No, there are no longer any limits on the types of property that may be devised to a minor under CUTMA. See Prob C §§3901(f), 3909(a)(7).  

4. When can a CUTMA account be established?

A CUTMA account can be established during the lifetime of the donor or at the donor’s passing by specifying for the creation of such in the donor’s will.

5. Is a CUTMA account considered a taxable gift?

No, CUTMA gifts qualify for the annual gift tax exclusion under IRC §2503(b), which is $13,000 for 2011 and is adjusted annually for inflation. Rev Proc 2009-50, 2009-45 Int Rev Bull 617.

6. What are some advantages in creating a CUTMA account as opposed to a trust?

A CUTMA account is very ease to create. Banks are very familiar with the process, court-supervision is not required, bond is not required of the custodian and the custodian need not provide an accounting to the beneficiary.

7. What are some disadvantages in creating a CUTMA account as opposed to a trust?

Each CUTMA account may have only one beneficiary and one custodian. Prob C §3910. Hence, if a couple has multiple children, then a separate CUTMA account will need to be established for each child which can cause administrative headaches.

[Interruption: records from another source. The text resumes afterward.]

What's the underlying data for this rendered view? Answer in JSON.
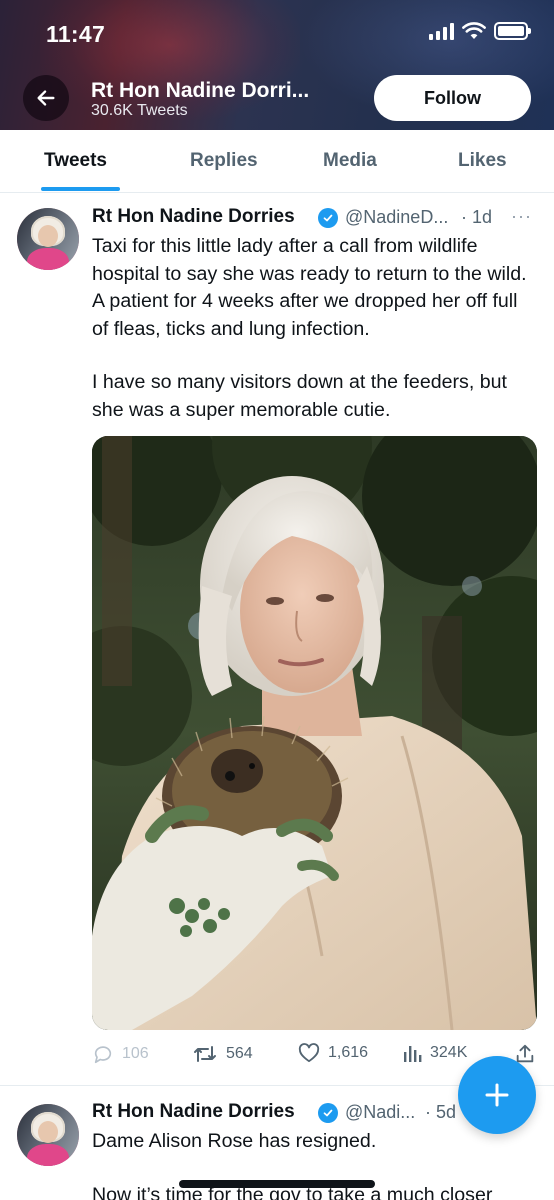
{
  "status_bar": {
    "time": "11:47"
  },
  "header": {
    "title": "Rt Hon Nadine Dorri...",
    "tweet_count": "30.6K Tweets",
    "follow_label": "Follow"
  },
  "tabs": [
    {
      "label": "Tweets",
      "active": true
    },
    {
      "label": "Replies",
      "active": false
    },
    {
      "label": "Media",
      "active": false
    },
    {
      "label": "Likes",
      "active": false
    }
  ],
  "tweets": [
    {
      "name": "Rt Hon Nadine Dorries",
      "handle": "@NadineD...",
      "time": "· 1d",
      "more": "···",
      "text_1": "Taxi for this little lady after a call from wildlife hospital to say she was ready to return to the wild. A patient for 4 weeks after we dropped her off full of fleas, ticks and lung infection.",
      "text_2": "I have so many visitors down at the feeders, but she was a super memorable cutie.",
      "replies": "106",
      "retweets": "564",
      "likes": "1,616",
      "views": "324K"
    },
    {
      "name": "Rt Hon Nadine Dorries",
      "handle": "@Nadi...",
      "time": "· 5d",
      "text_1": "Dame Alison Rose has resigned.",
      "text_2": "Now it’s time for the gov to take a much closer"
    }
  ],
  "colors": {
    "accent": "#1d9bf0",
    "text": "#0f1419",
    "secondary": "#536471"
  },
  "icons": {
    "back": "arrow-left-icon",
    "verified": "verified-badge-icon",
    "reply": "reply-icon",
    "retweet": "retweet-icon",
    "like": "heart-icon",
    "views": "views-icon",
    "share": "share-icon",
    "compose": "plus-icon"
  }
}
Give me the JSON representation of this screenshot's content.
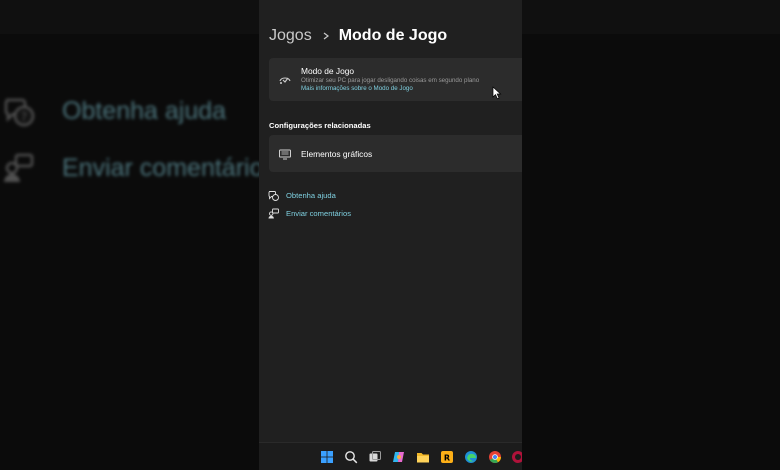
{
  "background": {
    "links": [
      {
        "label": "Obtenha ajuda",
        "icon": "help-chat-icon"
      },
      {
        "label": "Enviar comentários",
        "icon": "feedback-icon"
      }
    ]
  },
  "breadcrumb": {
    "parent": "Jogos",
    "current": "Modo de Jogo"
  },
  "game_mode_card": {
    "title": "Modo de Jogo",
    "description": "Otimizar seu PC para jogar desligando coisas em segundo plano",
    "link": "Mais informações sobre o Modo de Jogo",
    "icon": "gamepad-icon"
  },
  "related": {
    "section_title": "Configurações relacionadas",
    "graphics": {
      "title": "Elementos gráficos",
      "icon": "display-icon"
    }
  },
  "help_links": [
    {
      "label": "Obtenha ajuda",
      "icon": "help-chat-icon"
    },
    {
      "label": "Enviar comentários",
      "icon": "feedback-icon"
    }
  ],
  "taskbar": {
    "icons": [
      "windows-start-icon",
      "search-icon",
      "task-view-icon",
      "copilot-icon",
      "file-explorer-icon",
      "rockstar-launcher-icon",
      "edge-icon",
      "chrome-icon",
      "app-icon"
    ]
  },
  "colors": {
    "panel_bg": "#202020",
    "card_bg": "#2c2c2c",
    "accent_link": "#7fd0e0"
  }
}
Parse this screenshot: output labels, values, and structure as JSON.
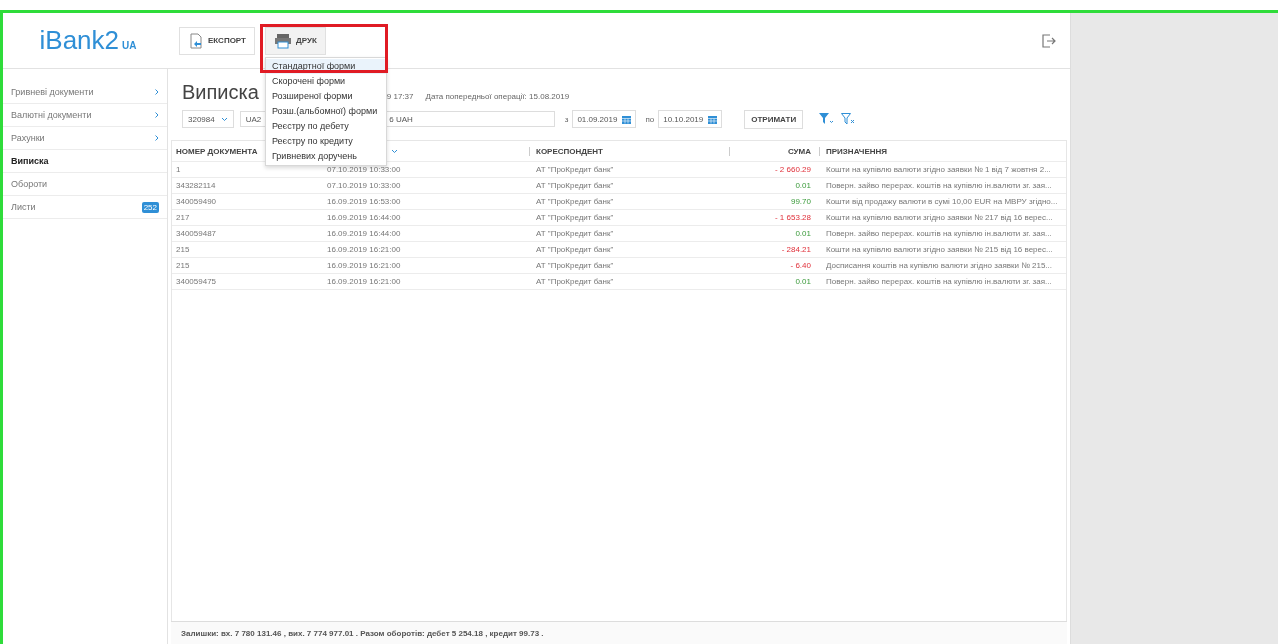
{
  "logo": {
    "name": "iBank2",
    "suffix": "UA"
  },
  "toolbar": {
    "buttons": [
      {
        "label": "ЕКСПОРТ",
        "kind": "export",
        "open": false
      },
      {
        "label": "ДРУК",
        "kind": "print",
        "open": true
      }
    ]
  },
  "print_menu": {
    "highlighted": true,
    "items": [
      {
        "label": "Стандартної форми",
        "selected": true
      },
      {
        "label": "Скорочені форми",
        "selected": false
      },
      {
        "label": "Розширеної форми",
        "selected": false
      },
      {
        "label": "Розш.(альбомної) форми",
        "selected": false
      },
      {
        "label": "Реєстру по дебету",
        "selected": false
      },
      {
        "label": "Реєстру по кредиту",
        "selected": false
      },
      {
        "label": "Гривневих доручень",
        "selected": false
      }
    ]
  },
  "sidebar": {
    "items": [
      {
        "label": "Гривневі документи",
        "selected": false,
        "expandable": true
      },
      {
        "label": "Валютні документи",
        "selected": false,
        "expandable": true
      },
      {
        "label": "Рахунки",
        "selected": false,
        "expandable": true
      },
      {
        "label": "Виписка",
        "selected": true,
        "expandable": false
      },
      {
        "label": "Обороти",
        "selected": false,
        "expandable": false
      },
      {
        "label": "Листи",
        "selected": false,
        "expandable": false,
        "badge": "252"
      }
    ]
  },
  "statement": {
    "title": "Виписка",
    "time_fragment": "9 17:37",
    "previous_operation": "Дата попередньої операції: 15.08.2019",
    "account_select": "320984",
    "account_start": "UA2",
    "account_end": "6 UAH",
    "from_label": "з",
    "date_from": "01.09.2019",
    "to_label": "по",
    "date_to": "10.10.2019",
    "get_button": "ОТРИМАТИ"
  },
  "table": {
    "columns": [
      "НОМЕР ДОКУМЕНТА",
      "КОРЕСПОНДЕНТ",
      "СУМА",
      "ПРИЗНАЧЕННЯ"
    ],
    "rows": [
      {
        "number": "1",
        "date": "07.10.2019 10:33:00",
        "correspondent": "АТ \"ПроКредит банк\"",
        "amount": "- 2 660.29",
        "kind": "debit",
        "purpose": "Кошти на купівлю валюти згідно заявки № 1 від 7 жовтня 2..."
      },
      {
        "number": "343282114",
        "date": "07.10.2019 10:33:00",
        "correspondent": "АТ \"ПроКредит банк\"",
        "amount": "0.01",
        "kind": "credit",
        "purpose": "Поверн. зайво перерах. коштів на купівлю ін.валюти зг. зая..."
      },
      {
        "number": "340059490",
        "date": "16.09.2019 16:53:00",
        "correspondent": "АТ \"ПроКредит банк\"",
        "amount": "99.70",
        "kind": "credit",
        "purpose": "Кошти від продажу валюти в сумі 10,00 EUR на МВРУ згідно..."
      },
      {
        "number": "217",
        "date": "16.09.2019 16:44:00",
        "correspondent": "АТ \"ПроКредит банк\"",
        "amount": "- 1 653.28",
        "kind": "debit",
        "purpose": "Кошти на купівлю валюти згідно заявки № 217 від 16 верес..."
      },
      {
        "number": "340059487",
        "date": "16.09.2019 16:44:00",
        "correspondent": "АТ \"ПроКредит банк\"",
        "amount": "0.01",
        "kind": "credit",
        "purpose": "Поверн. зайво перерах. коштів на купівлю ін.валюти зг. зая..."
      },
      {
        "number": "215",
        "date": "16.09.2019 16:21:00",
        "correspondent": "АТ \"ПроКредит банк\"",
        "amount": "- 284.21",
        "kind": "debit",
        "purpose": "Кошти на купівлю валюти згідно заявки № 215 від 16 верес..."
      },
      {
        "number": "215",
        "date": "16.09.2019 16:21:00",
        "correspondent": "АТ \"ПроКредит банк\"",
        "amount": "- 6.40",
        "kind": "debit",
        "purpose": "Досписання коштів на купівлю валюти згідно заявки № 215..."
      },
      {
        "number": "340059475",
        "date": "16.09.2019 16:21:00",
        "correspondent": "АТ \"ПроКредит банк\"",
        "amount": "0.01",
        "kind": "credit",
        "purpose": "Поверн. зайво перерах. коштів на купівлю ін.валюти зг. зая..."
      }
    ]
  },
  "footer": "Залишки: вх. 7 780 131.46 , вих. 7 774 977.01 . Разом оборотів: дебет 5 254.18 , кредит 99.73 ."
}
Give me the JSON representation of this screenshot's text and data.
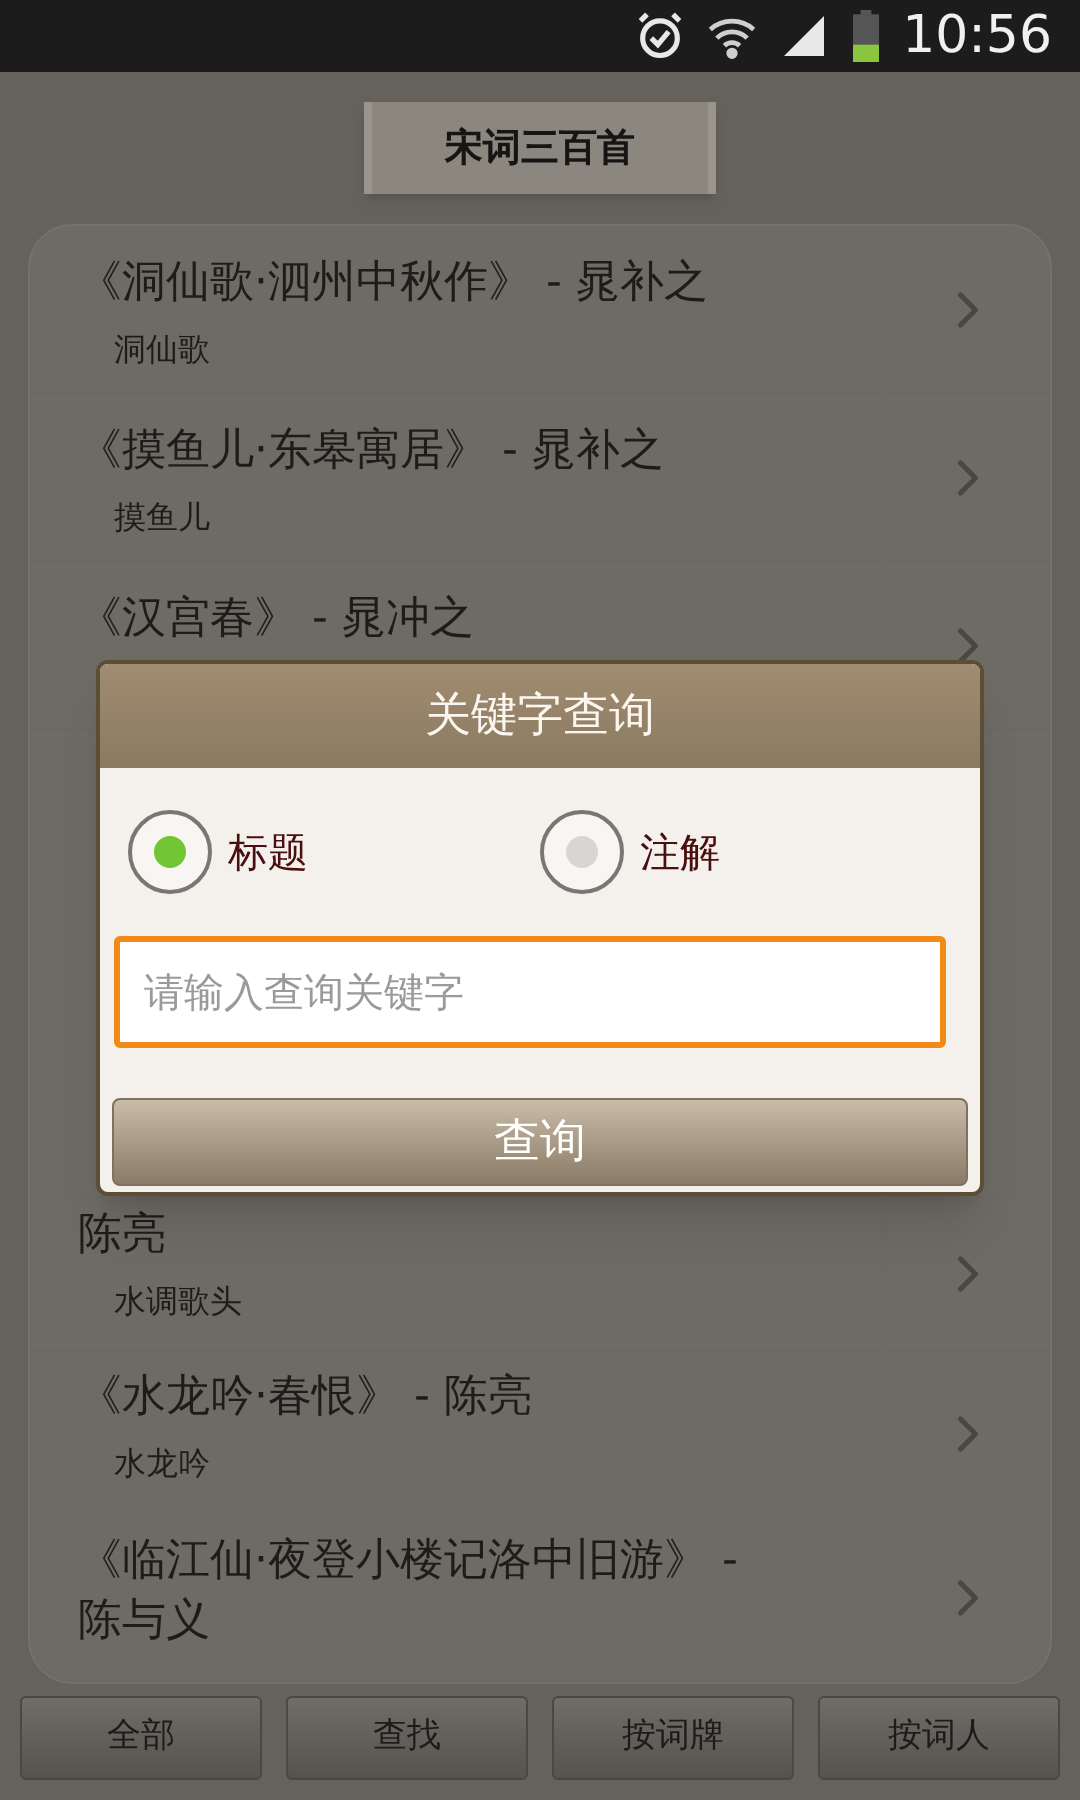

The custodian of the account cannot be instructed as to what investments he or she should make as in the case of a trust. Prob C §3914(a). In particular, the custodian is free to expend the money as they advisable and without the need to obtain court approval.

The beneficiary may incur adverse tax liability through the “kiddie tax” if their unearned income is too high. This results in the child being taxed at the parent’s income tax level rather than the child’s level.

Finally, CUTMA accounts are treated as the student's assets for financial aid purposes. 20 USC §1087vv(f).

8. What are some alternatives to a CUTMA account?

A donor could deliver proceeds to the child’s parents if the amount does not exceed $5,000 and the parent promises to use the proceeds for the child’s benefit. Prob C §§3400-3402.

If the donated property exceeds $5,000 and the child has no guardian of the estate, a court may authorize that the money be deposited in a blocked account or may authorize the purchase of a single-premium deferred annuity. Prob C §3413(a).

A donor could create a trust for the child’s benefit. This would be the most flexible option available since the trust could specify the trustee’s duties.

A court-supervised guardianship of the child’s estate could be established to handle the child’s property. Prob C § 1510.